# Task brief
All the data below goes into the copy word for word, but the pictures don't.

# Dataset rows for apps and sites
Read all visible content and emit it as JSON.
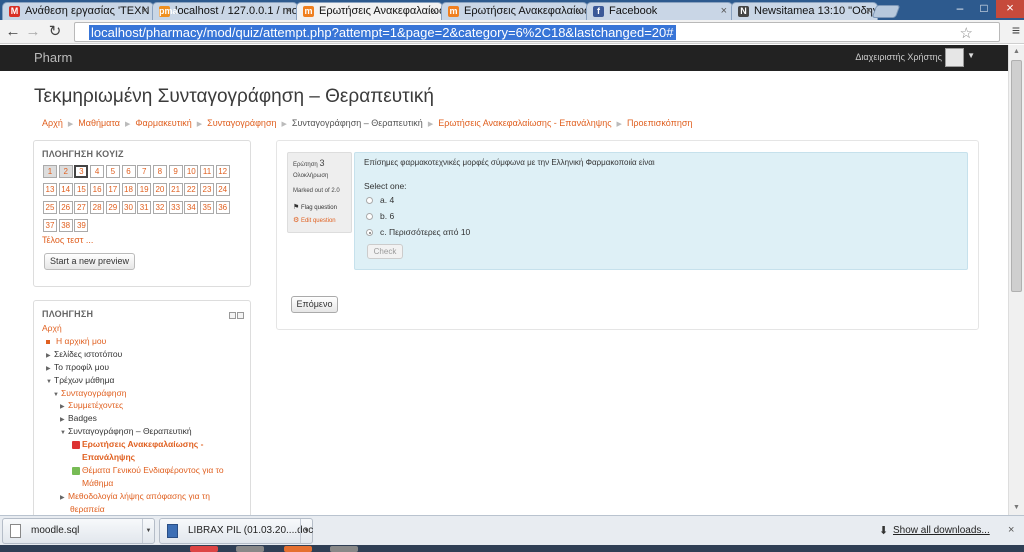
{
  "browser": {
    "tabs": [
      {
        "icon": "M",
        "title": "Ανάθεση εργασίας 'ΤΕΧΝ",
        "color": "#d93025"
      },
      {
        "icon": "pma",
        "title": "localhost / 127.0.0.1 / moo",
        "color": "#f09020"
      },
      {
        "icon": "m",
        "title": "Ερωτήσεις Ανακεφαλαίωσ",
        "color": "#f08020"
      },
      {
        "icon": "m",
        "title": "Ερωτήσεις Ανακεφαλαίωσ",
        "color": "#f08020"
      },
      {
        "icon": "f",
        "title": "Facebook",
        "color": "#3b5998"
      },
      {
        "icon": "N",
        "title": "Newsitamea 13:10 \"Οδηγ",
        "color": "#444444"
      }
    ],
    "tab_close": "×",
    "back": "←",
    "forward": "→",
    "reload": "↻",
    "url": "localhost/pharmacy/mod/quiz/attempt.php?attempt=1&page=2&category=6%2C18&lastchanged=20#",
    "star": "☆",
    "menu": "≡",
    "window_min": "–",
    "window_max": "□",
    "window_close": "×"
  },
  "topnav": {
    "brand": "Pharm",
    "user": "Διαχειριστής Χρήστης",
    "caret": "▼"
  },
  "header": {
    "title": "Τεκμηριωμένη Συνταγογράφηση – Θεραπευτική",
    "breadcrumb": [
      {
        "label": "Αρχή",
        "link": true
      },
      {
        "label": "Μαθήματα",
        "link": true
      },
      {
        "label": "Φαρμακευτική",
        "link": true
      },
      {
        "label": "Συνταγογράφηση",
        "link": true
      },
      {
        "label": "Συνταγογράφηση – Θεραπευτική",
        "link": false
      },
      {
        "label": "Ερωτήσεις Ανακεφαλαίωσης - Επανάληψης",
        "link": true
      },
      {
        "label": "Προεπισκόπηση",
        "link": true
      }
    ],
    "separator": "▶"
  },
  "quiz_nav": {
    "title": "ΠΛΟΗΓΗΣΗ ΚΟΥΙΖ",
    "questions": [
      "1",
      "2",
      "3",
      "4",
      "5",
      "6",
      "7",
      "8",
      "9",
      "10",
      "11",
      "12",
      "13",
      "14",
      "15",
      "16",
      "17",
      "18",
      "19",
      "20",
      "21",
      "22",
      "23",
      "24",
      "25",
      "26",
      "27",
      "28",
      "29",
      "30",
      "31",
      "32",
      "33",
      "34",
      "35",
      "36",
      "37",
      "38",
      "39"
    ],
    "answered": [
      "1",
      "2"
    ],
    "current": "3",
    "finish_link": "Τέλος τεστ ...",
    "preview_button": "Start a new preview"
  },
  "navigation": {
    "title": "ΠΛΟΗΓΗΣΗ",
    "items": [
      {
        "label": "Αρχή",
        "type": "link",
        "indent": 0,
        "marker": ""
      },
      {
        "label": "Η αρχική μου",
        "type": "link",
        "indent": 1,
        "marker": "bullet"
      },
      {
        "label": "Σελίδες ιστοτόπου",
        "type": "plain",
        "indent": 1,
        "marker": "▶"
      },
      {
        "label": "Το προφίλ μου",
        "type": "plain",
        "indent": 1,
        "marker": "▶"
      },
      {
        "label": "Τρέχων μάθημα",
        "type": "plain",
        "indent": 1,
        "marker": "▼"
      },
      {
        "label": "Συνταγογράφηση",
        "type": "link",
        "indent": 2,
        "marker": "▼"
      },
      {
        "label": "Συμμετέχοντες",
        "type": "link",
        "indent": 3,
        "marker": "▶"
      },
      {
        "label": "Badges",
        "type": "plain",
        "indent": 3,
        "marker": "▶"
      },
      {
        "label": "Συνταγογράφηση – Θεραπευτική",
        "type": "plain",
        "indent": 3,
        "marker": "▼"
      },
      {
        "label": "Ερωτήσεις Ανακεφαλαίωσης -",
        "type": "link-bold",
        "indent": 4,
        "marker": "quiz"
      },
      {
        "label": "Επανάληψης",
        "type": "link-bold",
        "indent": 4,
        "marker": ""
      },
      {
        "label": "Θέματα Γενικού Ενδιαφέροντος για το",
        "type": "link",
        "indent": 4,
        "marker": "forum"
      },
      {
        "label": "Μάθημα",
        "type": "link",
        "indent": 4,
        "marker": ""
      },
      {
        "label": "Μεθοδολογία λήψης απόφασης για τη",
        "type": "link",
        "indent": 3,
        "marker": "▶"
      },
      {
        "label": "θεραπεία",
        "type": "link",
        "indent": 3,
        "marker": ""
      }
    ]
  },
  "question": {
    "label": "Ερώτηση",
    "number": "3",
    "status": "Ολοκλήρωση",
    "marks": "Marked out of 2.0",
    "flag": "Flag question",
    "edit": "Edit question",
    "text": "Επίσημες φαρμακοτεχνικές μορφές  σύμφωνα με την Ελληνική Φαρμακοποιία είναι",
    "prompt": "Select one:",
    "options": [
      {
        "label": "a. 4",
        "selected": false
      },
      {
        "label": "b. 6",
        "selected": false
      },
      {
        "label": "c. Περισσότερες από 10",
        "selected": true
      }
    ],
    "check_button": "Check",
    "next_button": "Επόμενο"
  },
  "downloads": {
    "items": [
      "moodle.sql",
      "LIBRAX PIL (01.03.20....doc"
    ],
    "show_all": "Show all downloads...",
    "close": "×",
    "show_all_icon": "⬇"
  }
}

# Solution to this exercise
Read all visible content and emit it as JSON.
{
  "browser": {
    "tabs": [
      {
        "icon": "M",
        "title": "Ανάθεση εργασίας 'ΤΕΧΝ",
        "color": "#d93025"
      },
      {
        "icon": "pma",
        "title": "localhost / 127.0.0.1 / moo",
        "color": "#f09020"
      },
      {
        "icon": "m",
        "title": "Ερωτήσεις Ανακεφαλαίωσ",
        "color": "#f08020"
      },
      {
        "icon": "m",
        "title": "Ερωτήσεις Ανακεφαλαίωσ",
        "color": "#f08020"
      },
      {
        "icon": "f",
        "title": "Facebook",
        "color": "#3b5998"
      },
      {
        "icon": "N",
        "title": "Newsitamea 13:10 \"Οδηγ",
        "color": "#444444"
      }
    ],
    "tab_close": "×",
    "back": "←",
    "forward": "→",
    "reload": "↻",
    "url": "localhost/pharmacy/mod/quiz/attempt.php?attempt=1&page=2&category=6%2C18&lastchanged=20#",
    "star": "☆",
    "menu": "≡",
    "window_min": "–",
    "window_max": "□",
    "window_close": "×"
  },
  "topnav": {
    "brand": "Pharm",
    "user": "Διαχειριστής Χρήστης",
    "caret": "▼"
  },
  "header": {
    "title": "Τεκμηριωμένη Συνταγογράφηση – Θεραπευτική",
    "breadcrumb": [
      {
        "label": "Αρχή",
        "link": true
      },
      {
        "label": "Μαθήματα",
        "link": true
      },
      {
        "label": "Φαρμακευτική",
        "link": true
      },
      {
        "label": "Συνταγογράφηση",
        "link": true
      },
      {
        "label": "Συνταγογράφηση – Θεραπευτική",
        "link": false
      },
      {
        "label": "Ερωτήσεις Ανακεφαλαίωσης - Επανάληψης",
        "link": true
      },
      {
        "label": "Προεπισκόπηση",
        "link": true
      }
    ],
    "separator": "▶"
  },
  "quiz_nav": {
    "title": "ΠΛΟΗΓΗΣΗ ΚΟΥΙΖ",
    "questions": [
      "1",
      "2",
      "3",
      "4",
      "5",
      "6",
      "7",
      "8",
      "9",
      "10",
      "11",
      "12",
      "13",
      "14",
      "15",
      "16",
      "17",
      "18",
      "19",
      "20",
      "21",
      "22",
      "23",
      "24",
      "25",
      "26",
      "27",
      "28",
      "29",
      "30",
      "31",
      "32",
      "33",
      "34",
      "35",
      "36",
      "37",
      "38",
      "39"
    ],
    "answered": [
      "1",
      "2"
    ],
    "current": "3",
    "finish_link": "Τέλος τεστ ...",
    "preview_button": "Start a new preview"
  },
  "navigation": {
    "title": "ΠΛΟΗΓΗΣΗ",
    "items": [
      {
        "label": "Αρχή",
        "type": "link",
        "indent": 0,
        "marker": ""
      },
      {
        "label": "Η αρχική μου",
        "type": "link",
        "indent": 1,
        "marker": "bullet"
      },
      {
        "label": "Σελίδες ιστοτόπου",
        "type": "plain",
        "indent": 1,
        "marker": "▶"
      },
      {
        "label": "Το προφίλ μου",
        "type": "plain",
        "indent": 1,
        "marker": "▶"
      },
      {
        "label": "Τρέχων μάθημα",
        "type": "plain",
        "indent": 1,
        "marker": "▼"
      },
      {
        "label": "Συνταγογράφηση",
        "type": "link",
        "indent": 2,
        "marker": "▼"
      },
      {
        "label": "Συμμετέχοντες",
        "type": "link",
        "indent": 3,
        "marker": "▶"
      },
      {
        "label": "Badges",
        "type": "plain",
        "indent": 3,
        "marker": "▶"
      },
      {
        "label": "Συνταγογράφηση – Θεραπευτική",
        "type": "plain",
        "indent": 3,
        "marker": "▼"
      },
      {
        "label": "Ερωτήσεις Ανακεφαλαίωσης -",
        "type": "link-bold",
        "indent": 4,
        "marker": "quiz"
      },
      {
        "label": "Επανάληψης",
        "type": "link-bold",
        "indent": 4,
        "marker": ""
      },
      {
        "label": "Θέματα Γενικού Ενδιαφέροντος για το",
        "type": "link",
        "indent": 4,
        "marker": "forum"
      },
      {
        "label": "Μάθημα",
        "type": "link",
        "indent": 4,
        "marker": ""
      },
      {
        "label": "Μεθοδολογία λήψης απόφασης για τη",
        "type": "link",
        "indent": 3,
        "marker": "▶"
      },
      {
        "label": "θεραπεία",
        "type": "link",
        "indent": 3,
        "marker": ""
      }
    ]
  },
  "question": {
    "label": "Ερώτηση",
    "number": "3",
    "status": "Ολοκλήρωση",
    "marks": "Marked out of 2.0",
    "flag": "Flag question",
    "edit": "Edit question",
    "text": "Επίσημες φαρμακοτεχνικές μορφές  σύμφωνα με την Ελληνική Φαρμακοποιία είναι",
    "prompt": "Select one:",
    "options": [
      {
        "label": "a. 4",
        "selected": false
      },
      {
        "label": "b. 6",
        "selected": false
      },
      {
        "label": "c. Περισσότερες από 10",
        "selected": true
      }
    ],
    "check_button": "Check",
    "next_button": "Επόμενο"
  },
  "downloads": {
    "items": [
      "moodle.sql",
      "LIBRAX PIL (01.03.20....doc"
    ],
    "show_all": "Show all downloads...",
    "close": "×",
    "show_all_icon": "⬇"
  }
}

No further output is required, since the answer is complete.